“I would ask the national community not be deceived by false narratives like that we are going to undercut institutions, sell institutions, fire people, hurt the country … rather all this struggle is to take care of the country, the Costa Rican Social Security Fund (CCSS), the Ministry of Public Education (MEP) “.
With that phrase, the President of the Republic, Carlos Alvarado Quesada, asked citizens to put aside the speeches stating that his administration will promote the privatization or closure of any public entity, as part of the negotiations that he will enter into with the International Monetary Fund (IMF).
During his speech at the end of a dialogue table held on December 5 at the “Finca 6” Archaeological Site in Osa, the President insisted on the need to generate fresh resources and lower spending, without giving details of how he plans to do it.
“I also have to speak honestly: we have to make an adjustment because otherwise the country will go bankrupt and we will suffer more. That is why we have come to the table again and we proposing rational ideas. The ministers know that it is time to tighten the belt and reduce spending, to propose things that we will take to the Legislative Assembly, none of the decisions can touch the poor people, it must be as fair as possible,” said the President.

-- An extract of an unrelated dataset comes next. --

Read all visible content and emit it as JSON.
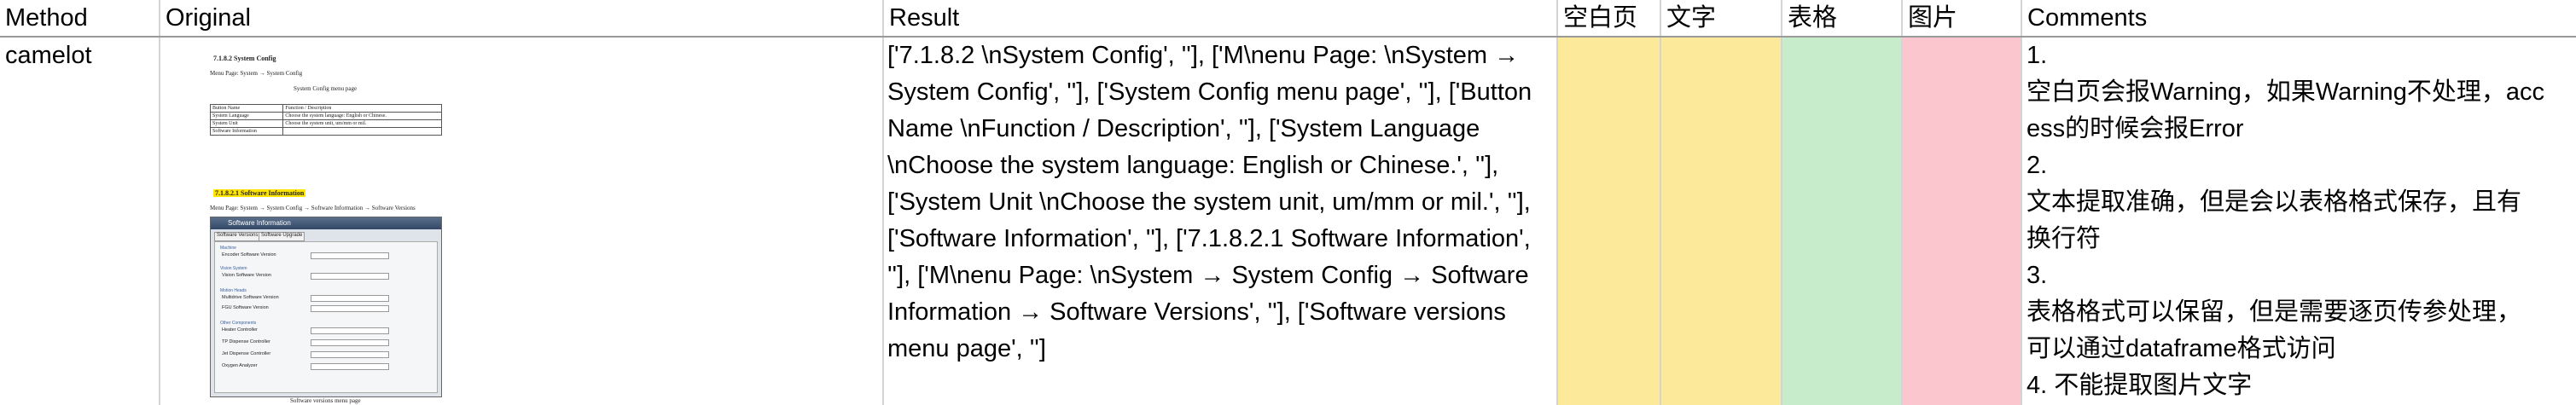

At the same time, he reiterated his message that an agreement with the multilateral financial entity would prevent the economy from making a forced arrangement. “Imagine those who are producers, who have a certifier and generate a product. You receive the product at ¢ 500, but if you certify it, they receive it for ¢ 1,000. Do you prefer it to be certified or not? “The certifier may have an ugly name, maybe 40 years ago a lot of traps were pulled off in Latin America and elsewhere, but what it certifies and gives the most viable solution, it does,” said Alvarado Quesada.

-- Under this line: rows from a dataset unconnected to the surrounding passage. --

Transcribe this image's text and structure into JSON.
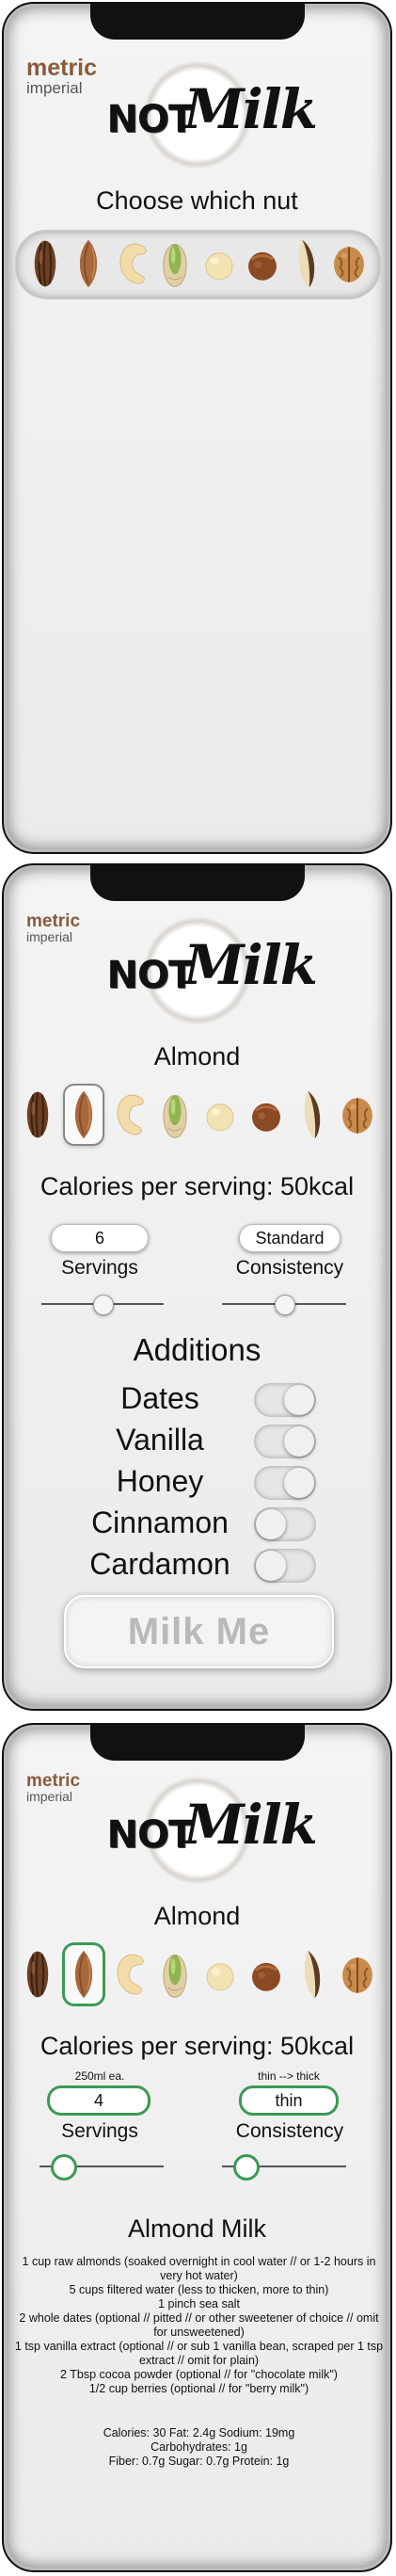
{
  "units": {
    "metric": "metric",
    "imperial": "imperial"
  },
  "logo": {
    "not": "NOT",
    "milk": "Milk"
  },
  "nuts": [
    {
      "name": "pecan-icon"
    },
    {
      "name": "almond-icon"
    },
    {
      "name": "cashew-icon"
    },
    {
      "name": "pistachio-icon"
    },
    {
      "name": "macadamia-icon"
    },
    {
      "name": "hazelnut-icon"
    },
    {
      "name": "brazil-nut-icon"
    },
    {
      "name": "walnut-icon"
    }
  ],
  "screen1": {
    "prompt": "Choose which nut"
  },
  "screen2": {
    "nut_title": "Almond",
    "calories": "Calories per serving: 50kcal",
    "servings_value": "6",
    "servings_label": "Servings",
    "consistency_value": "Standard",
    "consistency_label": "Consistency",
    "servings_slider": 0.5,
    "consistency_slider": 0.5,
    "additions_title": "Additions",
    "additions": [
      {
        "label": "Dates",
        "on": true
      },
      {
        "label": "Vanilla",
        "on": true
      },
      {
        "label": "Honey",
        "on": true
      },
      {
        "label": "Cinnamon",
        "on": false
      },
      {
        "label": "Cardamon",
        "on": false
      }
    ],
    "button": "Milk Me"
  },
  "screen3": {
    "nut_title": "Almond",
    "calories": "Calories per serving: 50kcal",
    "servings_hint": "250ml ea.",
    "servings_value": "4",
    "servings_label": "Servings",
    "consistency_hint": "thin --> thick",
    "consistency_value": "thin",
    "consistency_label": "Consistency",
    "servings_slider": 0.2,
    "consistency_slider": 0.2,
    "recipe_title": "Almond Milk",
    "recipe_lines": [
      "1 cup raw almonds (soaked overnight in cool water // or 1-2 hours in very hot water)",
      "5 cups filtered water (less to thicken, more to thin)",
      "1 pinch sea salt",
      "2 whole dates (optional // pitted // or other sweetener of choice // omit for unsweetened)",
      "1 tsp vanilla extract (optional // or sub 1 vanilla bean, scraped per 1 tsp extract // omit for plain)",
      "2 Tbsp cocoa powder (optional // for \"chocolate milk\")",
      "1/2 cup berries (optional // for \"berry milk\")"
    ],
    "nutrition_lines": [
      "Calories: 30 Fat: 2.4g Sodium: 19mg",
      "Carbohydrates: 1g",
      "Fiber: 0.7g Sugar: 0.7g Protein: 1g"
    ]
  }
}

Negotiations will be resumed
The President’s presentation comes two days after the Government of the Republic confirmed that it will resume negotiations with the International Monetary Fund, after it had to pause them two months ago, before the outbreak of protests that caused roadblocks between the 30th of September and October 15th, as well as violent clashes with the Public Force.
The National Executive pointed out through a statement that with the agreement it intends to achieve economic stability that allows to overcome the crisis faced with its debts and the implications that this would bring for indicators such as interest rates, the exchange rate or inflation.
For this, the Alvarado Quesada administration will also have to present a proposal to balance public finances which, according to the press release, will be negotiated with the fractions that make up the Legislative Assembly, in order to guarantee its political viability.
It was hinted that they will seek new taxes in a much more moderate way than it intended the previous time, when social, business and union sectors rejected a first proposal to the Fund, considering it unbalanced in that matter.
Now, the Government announced that it would seek only 0.8% of the gross domestic product (GDP) in new taxes (without saying which ones); that is, about ¢ 286,000 million. The remaining adjustment, as stated, would come from the agreements of the Multisectoral Dialogue Table, spending reductions in public spending, the application of the fiscal rule and a reduction in exemptions in the order 0.7% of production (about ¢ 251,000 million).
The communication from the Presidential House omitted negotiation dates, as well as more specific information on the process; however, it was explained that “he will be reporting in a transparent manner when the starting date for the negotiations is set and as relevant information emerges to be shared.” It also did not refer to whether it will support the request for an extended credit service to the IMF for $ 1.75 billion, for three years, as it did initially.
The President did indicate that the objective of the negotiations is to achieve a primary surplus of 1% in 2023, which “would allow consolidating a trajectory of medium and long-term stability in the country’s public finances,” according to the Executive.
The intention to continue with the negotiations had already been stated by the administration. In fact, when it paused to give way to a dialogue process, the Minister of Finance, Elian Villegas Valverde, told that the talks with the IMF would restart when it was “opportune” and “the country was ready.”
Legislative demands re-initiating talks
Reactivating the talks was also vital to maintain relations with the main opposition parties in the National Assembly, which asked the Government for a show of interest in solving the financial situation of the country before the end of its constitutional period in 2022.
The call was made mainly by deputies of the majority bench, the National Liberation Party (PLN), in which even the legislator Silvia Hernández Sánchez, also President of the Permanent Commission on Tax Matters, questioned the processing of low-cost international loans if an agenda of fiscal balance was not continued.
Strong fiscal deficit
Costa Rica must run to close its gap between income and expenses, which this year will end up above 9% of gross domestic product (further deteriorated by the novel Coronavirus Pandemic). This imbalance is made up of 4% of production by the basic operation of the State and the remaining figure is explained by the payment of interest, which continues to grow, given the need for internal and external debt resources that suffocates the State.
This imbalance already puts pressure on factors such as the exchange rate, and according to the hierarch of the Superintendency of Pensions (Supen) and the General Superintendency of Financial Entities (Sugef), Rocío Aguilar Montoya, they put the national financial system and its availability of resources, with the corresponding impact that this has on factors such as poverty or employment.